→ **Task goal**
Only lines holding "mnemonic" are wanted; copy each of them from the records below.

- Opening Delimiter -

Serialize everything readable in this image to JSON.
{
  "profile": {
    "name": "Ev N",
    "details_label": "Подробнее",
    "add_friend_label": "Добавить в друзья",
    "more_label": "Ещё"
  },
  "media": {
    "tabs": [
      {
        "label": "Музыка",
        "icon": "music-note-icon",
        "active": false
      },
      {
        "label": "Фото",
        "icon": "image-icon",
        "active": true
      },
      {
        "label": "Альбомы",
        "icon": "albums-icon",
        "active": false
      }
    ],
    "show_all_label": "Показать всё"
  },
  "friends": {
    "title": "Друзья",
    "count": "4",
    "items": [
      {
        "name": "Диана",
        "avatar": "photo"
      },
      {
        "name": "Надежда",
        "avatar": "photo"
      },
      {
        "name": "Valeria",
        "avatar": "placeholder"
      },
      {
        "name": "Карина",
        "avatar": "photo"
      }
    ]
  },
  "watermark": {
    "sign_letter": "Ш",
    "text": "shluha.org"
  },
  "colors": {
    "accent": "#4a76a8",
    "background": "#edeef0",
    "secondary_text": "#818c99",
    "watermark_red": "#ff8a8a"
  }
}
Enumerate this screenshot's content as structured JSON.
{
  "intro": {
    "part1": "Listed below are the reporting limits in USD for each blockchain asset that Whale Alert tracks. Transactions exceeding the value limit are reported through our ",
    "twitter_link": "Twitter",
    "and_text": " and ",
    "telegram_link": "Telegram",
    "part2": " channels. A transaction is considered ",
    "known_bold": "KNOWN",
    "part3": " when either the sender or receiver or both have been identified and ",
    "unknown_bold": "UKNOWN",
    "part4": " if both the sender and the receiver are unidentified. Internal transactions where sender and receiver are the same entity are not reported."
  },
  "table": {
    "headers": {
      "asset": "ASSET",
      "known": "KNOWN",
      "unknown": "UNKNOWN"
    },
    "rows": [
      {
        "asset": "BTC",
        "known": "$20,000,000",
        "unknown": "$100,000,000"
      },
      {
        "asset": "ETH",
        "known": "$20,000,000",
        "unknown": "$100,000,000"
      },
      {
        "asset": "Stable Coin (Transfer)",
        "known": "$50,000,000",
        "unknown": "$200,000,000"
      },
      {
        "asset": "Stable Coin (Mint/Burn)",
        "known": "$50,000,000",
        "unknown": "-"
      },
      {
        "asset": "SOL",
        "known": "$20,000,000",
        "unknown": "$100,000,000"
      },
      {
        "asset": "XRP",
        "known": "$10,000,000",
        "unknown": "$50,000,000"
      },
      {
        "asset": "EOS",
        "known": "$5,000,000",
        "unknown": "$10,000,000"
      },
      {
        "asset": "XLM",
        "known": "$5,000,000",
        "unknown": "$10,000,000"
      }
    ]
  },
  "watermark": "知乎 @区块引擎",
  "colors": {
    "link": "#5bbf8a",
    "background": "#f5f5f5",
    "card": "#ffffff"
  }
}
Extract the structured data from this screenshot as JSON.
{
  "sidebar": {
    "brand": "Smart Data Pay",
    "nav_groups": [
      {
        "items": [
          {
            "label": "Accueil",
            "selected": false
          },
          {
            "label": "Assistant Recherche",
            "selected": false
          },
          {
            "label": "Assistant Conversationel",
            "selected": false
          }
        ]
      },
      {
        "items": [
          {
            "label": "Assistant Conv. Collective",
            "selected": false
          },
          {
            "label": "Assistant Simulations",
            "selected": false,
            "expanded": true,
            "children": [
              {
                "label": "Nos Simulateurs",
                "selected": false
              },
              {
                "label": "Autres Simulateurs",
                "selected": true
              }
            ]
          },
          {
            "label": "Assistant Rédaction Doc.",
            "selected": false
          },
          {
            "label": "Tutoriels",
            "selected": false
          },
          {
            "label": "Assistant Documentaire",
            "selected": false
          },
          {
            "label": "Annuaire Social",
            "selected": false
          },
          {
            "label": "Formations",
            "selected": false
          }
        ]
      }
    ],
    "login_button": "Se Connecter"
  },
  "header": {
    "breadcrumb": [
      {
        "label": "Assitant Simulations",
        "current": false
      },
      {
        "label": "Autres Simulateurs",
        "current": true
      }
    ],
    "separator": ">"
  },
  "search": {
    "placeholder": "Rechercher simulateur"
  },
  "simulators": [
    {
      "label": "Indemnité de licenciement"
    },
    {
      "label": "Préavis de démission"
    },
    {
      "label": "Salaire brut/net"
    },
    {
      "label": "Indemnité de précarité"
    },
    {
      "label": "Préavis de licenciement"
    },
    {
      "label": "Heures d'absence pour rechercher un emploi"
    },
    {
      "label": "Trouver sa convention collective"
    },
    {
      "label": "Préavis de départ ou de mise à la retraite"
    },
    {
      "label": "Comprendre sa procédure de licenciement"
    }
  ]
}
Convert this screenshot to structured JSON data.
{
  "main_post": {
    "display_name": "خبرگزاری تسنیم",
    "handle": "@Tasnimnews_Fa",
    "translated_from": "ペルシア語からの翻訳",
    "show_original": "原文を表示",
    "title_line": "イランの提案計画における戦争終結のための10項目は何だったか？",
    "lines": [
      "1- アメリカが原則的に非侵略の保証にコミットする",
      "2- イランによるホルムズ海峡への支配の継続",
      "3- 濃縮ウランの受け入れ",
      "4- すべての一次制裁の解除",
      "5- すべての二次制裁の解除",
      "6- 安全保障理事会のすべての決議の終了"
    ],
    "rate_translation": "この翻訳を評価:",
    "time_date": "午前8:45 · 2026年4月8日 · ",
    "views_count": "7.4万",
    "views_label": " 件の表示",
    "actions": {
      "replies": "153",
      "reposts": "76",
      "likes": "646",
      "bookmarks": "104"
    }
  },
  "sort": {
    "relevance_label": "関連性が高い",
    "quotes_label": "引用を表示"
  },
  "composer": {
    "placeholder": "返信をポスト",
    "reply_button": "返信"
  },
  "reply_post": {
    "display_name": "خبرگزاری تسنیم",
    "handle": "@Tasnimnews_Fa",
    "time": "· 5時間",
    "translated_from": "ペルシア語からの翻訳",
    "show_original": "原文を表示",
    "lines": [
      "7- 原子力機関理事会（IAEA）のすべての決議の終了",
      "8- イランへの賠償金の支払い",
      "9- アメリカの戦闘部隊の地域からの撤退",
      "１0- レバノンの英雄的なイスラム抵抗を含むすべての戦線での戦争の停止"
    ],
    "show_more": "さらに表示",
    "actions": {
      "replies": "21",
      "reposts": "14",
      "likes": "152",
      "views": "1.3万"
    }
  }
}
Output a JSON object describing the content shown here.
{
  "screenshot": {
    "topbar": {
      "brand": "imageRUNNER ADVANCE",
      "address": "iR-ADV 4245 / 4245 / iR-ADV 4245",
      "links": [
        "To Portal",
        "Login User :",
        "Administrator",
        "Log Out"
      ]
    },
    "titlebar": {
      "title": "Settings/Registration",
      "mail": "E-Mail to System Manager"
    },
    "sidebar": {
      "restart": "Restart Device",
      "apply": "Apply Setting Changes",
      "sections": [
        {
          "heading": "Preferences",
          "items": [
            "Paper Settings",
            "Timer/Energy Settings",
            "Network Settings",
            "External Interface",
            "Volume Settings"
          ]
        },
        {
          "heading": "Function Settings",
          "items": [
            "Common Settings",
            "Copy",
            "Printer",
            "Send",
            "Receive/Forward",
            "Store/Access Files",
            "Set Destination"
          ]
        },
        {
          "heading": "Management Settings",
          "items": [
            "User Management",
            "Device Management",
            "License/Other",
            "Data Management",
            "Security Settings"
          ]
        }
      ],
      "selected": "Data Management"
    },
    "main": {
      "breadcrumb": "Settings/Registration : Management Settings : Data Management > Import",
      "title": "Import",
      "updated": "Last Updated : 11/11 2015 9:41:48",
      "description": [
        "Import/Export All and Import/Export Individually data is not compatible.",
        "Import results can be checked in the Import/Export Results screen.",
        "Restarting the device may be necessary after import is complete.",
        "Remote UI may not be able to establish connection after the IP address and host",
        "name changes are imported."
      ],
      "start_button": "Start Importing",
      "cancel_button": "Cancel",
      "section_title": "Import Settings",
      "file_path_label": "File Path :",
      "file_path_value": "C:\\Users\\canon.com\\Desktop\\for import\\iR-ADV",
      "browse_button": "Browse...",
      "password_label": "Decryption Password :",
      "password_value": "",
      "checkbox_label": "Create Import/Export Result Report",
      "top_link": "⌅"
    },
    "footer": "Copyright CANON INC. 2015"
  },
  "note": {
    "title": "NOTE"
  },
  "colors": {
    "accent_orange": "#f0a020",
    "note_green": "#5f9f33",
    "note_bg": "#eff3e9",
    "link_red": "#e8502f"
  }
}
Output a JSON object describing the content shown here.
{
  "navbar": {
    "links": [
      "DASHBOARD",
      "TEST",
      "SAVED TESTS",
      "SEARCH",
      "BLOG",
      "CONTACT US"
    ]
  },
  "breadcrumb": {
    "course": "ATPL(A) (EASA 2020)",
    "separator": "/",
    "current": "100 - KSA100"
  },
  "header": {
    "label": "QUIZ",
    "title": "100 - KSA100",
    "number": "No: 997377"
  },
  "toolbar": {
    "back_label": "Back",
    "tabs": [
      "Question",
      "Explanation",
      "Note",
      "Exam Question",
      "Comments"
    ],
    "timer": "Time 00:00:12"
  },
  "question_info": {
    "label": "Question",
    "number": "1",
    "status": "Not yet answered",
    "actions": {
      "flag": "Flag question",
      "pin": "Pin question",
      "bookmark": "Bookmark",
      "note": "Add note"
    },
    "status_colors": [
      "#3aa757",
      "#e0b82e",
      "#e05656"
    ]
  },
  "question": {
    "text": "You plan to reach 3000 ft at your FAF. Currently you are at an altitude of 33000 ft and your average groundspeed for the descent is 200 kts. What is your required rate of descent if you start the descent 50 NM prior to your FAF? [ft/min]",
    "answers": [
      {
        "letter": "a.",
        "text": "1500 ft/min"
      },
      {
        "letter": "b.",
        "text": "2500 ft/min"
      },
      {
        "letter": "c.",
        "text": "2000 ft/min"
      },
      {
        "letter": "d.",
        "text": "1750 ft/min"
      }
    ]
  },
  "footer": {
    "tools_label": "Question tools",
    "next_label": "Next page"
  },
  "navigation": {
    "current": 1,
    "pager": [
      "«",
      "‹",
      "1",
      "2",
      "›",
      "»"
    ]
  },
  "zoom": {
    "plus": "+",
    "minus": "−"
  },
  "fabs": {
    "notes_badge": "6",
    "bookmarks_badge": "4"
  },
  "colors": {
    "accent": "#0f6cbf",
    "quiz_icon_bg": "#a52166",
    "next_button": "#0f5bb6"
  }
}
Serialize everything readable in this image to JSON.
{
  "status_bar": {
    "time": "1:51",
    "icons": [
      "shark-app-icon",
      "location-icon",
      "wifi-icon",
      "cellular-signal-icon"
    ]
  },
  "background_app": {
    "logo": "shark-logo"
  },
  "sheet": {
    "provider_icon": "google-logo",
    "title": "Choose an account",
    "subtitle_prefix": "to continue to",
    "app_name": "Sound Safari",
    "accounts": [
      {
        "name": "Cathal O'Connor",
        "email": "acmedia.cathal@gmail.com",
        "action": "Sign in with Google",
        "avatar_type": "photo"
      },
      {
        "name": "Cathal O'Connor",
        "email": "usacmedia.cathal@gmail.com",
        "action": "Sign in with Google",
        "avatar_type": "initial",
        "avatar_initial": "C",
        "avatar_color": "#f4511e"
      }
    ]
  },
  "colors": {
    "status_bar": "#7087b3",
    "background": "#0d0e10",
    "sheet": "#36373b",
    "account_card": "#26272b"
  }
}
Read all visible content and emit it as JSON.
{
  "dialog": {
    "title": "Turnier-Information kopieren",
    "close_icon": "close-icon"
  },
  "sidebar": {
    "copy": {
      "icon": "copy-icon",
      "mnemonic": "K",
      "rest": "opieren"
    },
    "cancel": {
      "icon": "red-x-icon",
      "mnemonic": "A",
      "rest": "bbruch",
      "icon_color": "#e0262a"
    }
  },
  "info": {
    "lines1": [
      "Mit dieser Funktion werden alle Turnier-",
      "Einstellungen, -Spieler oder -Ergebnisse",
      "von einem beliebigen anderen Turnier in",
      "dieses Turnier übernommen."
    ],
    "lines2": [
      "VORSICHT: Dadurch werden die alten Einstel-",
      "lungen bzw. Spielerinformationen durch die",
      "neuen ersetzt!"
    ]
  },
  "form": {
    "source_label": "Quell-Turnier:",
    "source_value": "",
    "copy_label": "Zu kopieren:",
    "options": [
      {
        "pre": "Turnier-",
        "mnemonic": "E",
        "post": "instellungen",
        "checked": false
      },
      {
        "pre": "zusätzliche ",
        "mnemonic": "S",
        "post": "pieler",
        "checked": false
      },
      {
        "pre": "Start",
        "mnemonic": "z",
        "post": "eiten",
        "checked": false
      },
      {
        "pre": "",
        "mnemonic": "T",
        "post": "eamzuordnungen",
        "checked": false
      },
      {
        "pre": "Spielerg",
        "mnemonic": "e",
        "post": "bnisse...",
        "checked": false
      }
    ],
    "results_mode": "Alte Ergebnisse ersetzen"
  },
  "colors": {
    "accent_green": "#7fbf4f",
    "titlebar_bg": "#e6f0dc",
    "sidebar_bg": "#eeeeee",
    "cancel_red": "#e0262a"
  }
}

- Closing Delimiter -

→ **Exercise solution**
      "mnemonic": "K",
      "mnemonic": "A",
        "mnemonic": "E",
        "mnemonic": "S",
        "mnemonic": "z",
        "mnemonic": "T",
        "mnemonic": "e",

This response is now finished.